BEGIN Entries supplied

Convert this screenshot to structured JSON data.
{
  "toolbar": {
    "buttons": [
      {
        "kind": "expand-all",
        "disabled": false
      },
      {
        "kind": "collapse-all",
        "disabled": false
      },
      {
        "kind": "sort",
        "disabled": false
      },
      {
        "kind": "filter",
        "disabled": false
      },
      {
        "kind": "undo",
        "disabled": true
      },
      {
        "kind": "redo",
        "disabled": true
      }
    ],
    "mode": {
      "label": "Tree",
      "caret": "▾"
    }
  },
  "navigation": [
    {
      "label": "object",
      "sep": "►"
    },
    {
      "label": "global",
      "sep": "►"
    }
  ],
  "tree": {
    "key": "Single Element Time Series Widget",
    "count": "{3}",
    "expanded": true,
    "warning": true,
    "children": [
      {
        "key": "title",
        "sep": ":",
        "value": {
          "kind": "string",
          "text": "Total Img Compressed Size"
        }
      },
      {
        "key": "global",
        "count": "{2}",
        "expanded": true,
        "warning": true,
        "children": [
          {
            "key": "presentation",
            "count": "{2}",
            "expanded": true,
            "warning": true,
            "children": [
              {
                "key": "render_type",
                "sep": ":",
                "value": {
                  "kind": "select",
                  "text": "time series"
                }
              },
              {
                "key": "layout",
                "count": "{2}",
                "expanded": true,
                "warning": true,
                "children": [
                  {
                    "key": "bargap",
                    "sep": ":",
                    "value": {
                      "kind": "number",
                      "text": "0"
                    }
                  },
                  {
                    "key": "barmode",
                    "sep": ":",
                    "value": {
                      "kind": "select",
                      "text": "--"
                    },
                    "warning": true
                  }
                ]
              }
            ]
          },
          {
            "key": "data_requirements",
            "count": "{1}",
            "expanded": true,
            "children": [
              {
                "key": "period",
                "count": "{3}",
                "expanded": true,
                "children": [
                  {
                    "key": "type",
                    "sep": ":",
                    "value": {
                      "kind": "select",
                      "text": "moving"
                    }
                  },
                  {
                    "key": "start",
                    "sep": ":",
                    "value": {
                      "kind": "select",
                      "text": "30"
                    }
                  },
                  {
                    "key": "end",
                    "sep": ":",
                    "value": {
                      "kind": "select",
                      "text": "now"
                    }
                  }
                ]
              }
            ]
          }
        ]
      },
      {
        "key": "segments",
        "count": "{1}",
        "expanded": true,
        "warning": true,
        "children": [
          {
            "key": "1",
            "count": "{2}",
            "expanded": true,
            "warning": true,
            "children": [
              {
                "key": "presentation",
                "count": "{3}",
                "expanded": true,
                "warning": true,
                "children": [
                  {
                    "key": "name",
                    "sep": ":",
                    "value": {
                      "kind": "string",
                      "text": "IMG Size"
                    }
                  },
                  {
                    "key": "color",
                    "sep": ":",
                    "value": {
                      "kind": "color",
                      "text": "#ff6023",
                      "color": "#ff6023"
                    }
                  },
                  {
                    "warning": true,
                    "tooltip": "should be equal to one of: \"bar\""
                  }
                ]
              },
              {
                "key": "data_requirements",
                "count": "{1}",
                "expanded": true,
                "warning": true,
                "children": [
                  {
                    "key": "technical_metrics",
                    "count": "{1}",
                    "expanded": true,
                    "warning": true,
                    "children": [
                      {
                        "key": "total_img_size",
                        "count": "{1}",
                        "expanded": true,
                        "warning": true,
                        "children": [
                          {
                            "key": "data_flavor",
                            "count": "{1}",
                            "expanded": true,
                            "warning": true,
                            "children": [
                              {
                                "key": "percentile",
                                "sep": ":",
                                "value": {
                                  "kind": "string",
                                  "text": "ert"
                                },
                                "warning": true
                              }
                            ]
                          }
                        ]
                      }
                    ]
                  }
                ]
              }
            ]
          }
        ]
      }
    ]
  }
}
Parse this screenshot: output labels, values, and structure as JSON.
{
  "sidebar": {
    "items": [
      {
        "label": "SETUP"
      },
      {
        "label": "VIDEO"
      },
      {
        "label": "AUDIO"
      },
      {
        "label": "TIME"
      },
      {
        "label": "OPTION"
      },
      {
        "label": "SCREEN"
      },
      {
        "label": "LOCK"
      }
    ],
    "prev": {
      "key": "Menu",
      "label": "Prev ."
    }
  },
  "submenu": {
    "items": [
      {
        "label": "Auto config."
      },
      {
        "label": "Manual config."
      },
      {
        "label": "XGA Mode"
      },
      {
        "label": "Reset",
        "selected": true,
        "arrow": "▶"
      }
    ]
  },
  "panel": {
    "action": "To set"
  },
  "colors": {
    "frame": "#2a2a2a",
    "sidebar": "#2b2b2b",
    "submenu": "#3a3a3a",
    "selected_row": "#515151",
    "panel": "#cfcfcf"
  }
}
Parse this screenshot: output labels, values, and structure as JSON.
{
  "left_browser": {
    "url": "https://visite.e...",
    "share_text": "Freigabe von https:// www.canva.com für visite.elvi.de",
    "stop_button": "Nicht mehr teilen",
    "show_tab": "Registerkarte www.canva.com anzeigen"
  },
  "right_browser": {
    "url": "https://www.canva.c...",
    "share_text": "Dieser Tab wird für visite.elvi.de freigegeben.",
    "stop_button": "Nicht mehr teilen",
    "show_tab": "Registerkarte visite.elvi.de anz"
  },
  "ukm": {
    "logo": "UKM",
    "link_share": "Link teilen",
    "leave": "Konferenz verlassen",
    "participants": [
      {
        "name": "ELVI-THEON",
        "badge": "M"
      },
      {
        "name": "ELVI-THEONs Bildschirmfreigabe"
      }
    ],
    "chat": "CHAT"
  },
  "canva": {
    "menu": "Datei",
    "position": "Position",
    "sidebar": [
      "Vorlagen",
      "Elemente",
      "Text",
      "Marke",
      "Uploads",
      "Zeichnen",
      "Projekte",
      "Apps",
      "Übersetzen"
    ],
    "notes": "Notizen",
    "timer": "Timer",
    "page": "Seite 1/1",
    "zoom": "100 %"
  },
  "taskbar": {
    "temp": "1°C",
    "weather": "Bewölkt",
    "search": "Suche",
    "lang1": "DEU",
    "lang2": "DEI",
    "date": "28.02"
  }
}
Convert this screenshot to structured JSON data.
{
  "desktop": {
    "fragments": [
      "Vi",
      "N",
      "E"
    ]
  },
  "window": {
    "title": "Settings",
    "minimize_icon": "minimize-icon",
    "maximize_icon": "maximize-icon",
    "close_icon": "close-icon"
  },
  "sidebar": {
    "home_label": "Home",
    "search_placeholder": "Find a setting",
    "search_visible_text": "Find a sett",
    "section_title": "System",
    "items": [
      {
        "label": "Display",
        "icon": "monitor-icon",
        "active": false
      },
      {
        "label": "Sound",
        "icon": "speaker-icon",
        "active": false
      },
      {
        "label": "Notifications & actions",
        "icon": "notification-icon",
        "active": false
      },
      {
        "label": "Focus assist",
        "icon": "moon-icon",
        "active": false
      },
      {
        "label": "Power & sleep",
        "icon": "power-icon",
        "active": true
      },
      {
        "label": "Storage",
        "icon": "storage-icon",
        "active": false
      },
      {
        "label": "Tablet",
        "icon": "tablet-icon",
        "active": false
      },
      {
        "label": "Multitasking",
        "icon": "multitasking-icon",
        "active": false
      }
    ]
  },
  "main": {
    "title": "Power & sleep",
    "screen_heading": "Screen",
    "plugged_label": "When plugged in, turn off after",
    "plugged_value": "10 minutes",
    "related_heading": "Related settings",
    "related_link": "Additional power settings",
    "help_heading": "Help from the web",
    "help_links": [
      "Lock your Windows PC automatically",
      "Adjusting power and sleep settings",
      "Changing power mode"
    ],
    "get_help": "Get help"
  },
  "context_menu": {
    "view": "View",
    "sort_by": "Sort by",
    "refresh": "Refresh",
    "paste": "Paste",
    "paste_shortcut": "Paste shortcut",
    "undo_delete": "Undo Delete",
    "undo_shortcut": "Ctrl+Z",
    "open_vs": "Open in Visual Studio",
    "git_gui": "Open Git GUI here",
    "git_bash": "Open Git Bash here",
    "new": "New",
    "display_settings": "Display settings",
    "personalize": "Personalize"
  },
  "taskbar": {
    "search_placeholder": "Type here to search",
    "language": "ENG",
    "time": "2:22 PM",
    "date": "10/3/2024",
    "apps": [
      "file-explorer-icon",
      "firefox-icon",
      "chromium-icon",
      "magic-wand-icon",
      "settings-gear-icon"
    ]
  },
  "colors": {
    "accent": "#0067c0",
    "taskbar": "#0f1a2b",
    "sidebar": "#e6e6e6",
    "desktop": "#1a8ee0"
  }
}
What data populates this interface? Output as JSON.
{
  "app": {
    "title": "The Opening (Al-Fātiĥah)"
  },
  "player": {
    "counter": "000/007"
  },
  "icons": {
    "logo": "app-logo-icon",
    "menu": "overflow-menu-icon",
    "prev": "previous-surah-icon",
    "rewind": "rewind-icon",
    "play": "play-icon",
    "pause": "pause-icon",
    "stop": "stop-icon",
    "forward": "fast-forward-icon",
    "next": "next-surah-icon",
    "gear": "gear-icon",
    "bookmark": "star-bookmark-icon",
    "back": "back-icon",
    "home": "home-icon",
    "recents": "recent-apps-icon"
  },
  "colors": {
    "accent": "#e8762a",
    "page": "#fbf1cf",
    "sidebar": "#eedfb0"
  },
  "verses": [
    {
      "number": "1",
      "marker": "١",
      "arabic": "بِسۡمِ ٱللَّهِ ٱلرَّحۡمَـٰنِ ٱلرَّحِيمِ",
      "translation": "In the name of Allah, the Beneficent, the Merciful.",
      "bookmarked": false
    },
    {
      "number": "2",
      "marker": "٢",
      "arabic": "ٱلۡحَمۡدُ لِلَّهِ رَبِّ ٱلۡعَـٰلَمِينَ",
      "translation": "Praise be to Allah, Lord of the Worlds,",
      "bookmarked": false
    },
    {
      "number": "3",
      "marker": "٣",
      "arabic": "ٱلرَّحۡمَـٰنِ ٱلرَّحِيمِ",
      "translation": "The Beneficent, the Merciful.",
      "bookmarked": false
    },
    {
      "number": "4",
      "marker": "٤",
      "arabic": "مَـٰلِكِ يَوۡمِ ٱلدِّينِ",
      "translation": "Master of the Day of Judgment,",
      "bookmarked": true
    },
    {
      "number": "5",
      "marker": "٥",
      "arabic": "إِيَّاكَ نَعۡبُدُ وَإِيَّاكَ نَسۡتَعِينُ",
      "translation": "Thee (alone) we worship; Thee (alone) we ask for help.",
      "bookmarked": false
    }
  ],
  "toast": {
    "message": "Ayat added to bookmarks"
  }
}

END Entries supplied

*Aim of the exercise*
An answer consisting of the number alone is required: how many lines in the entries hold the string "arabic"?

*Your solution*
5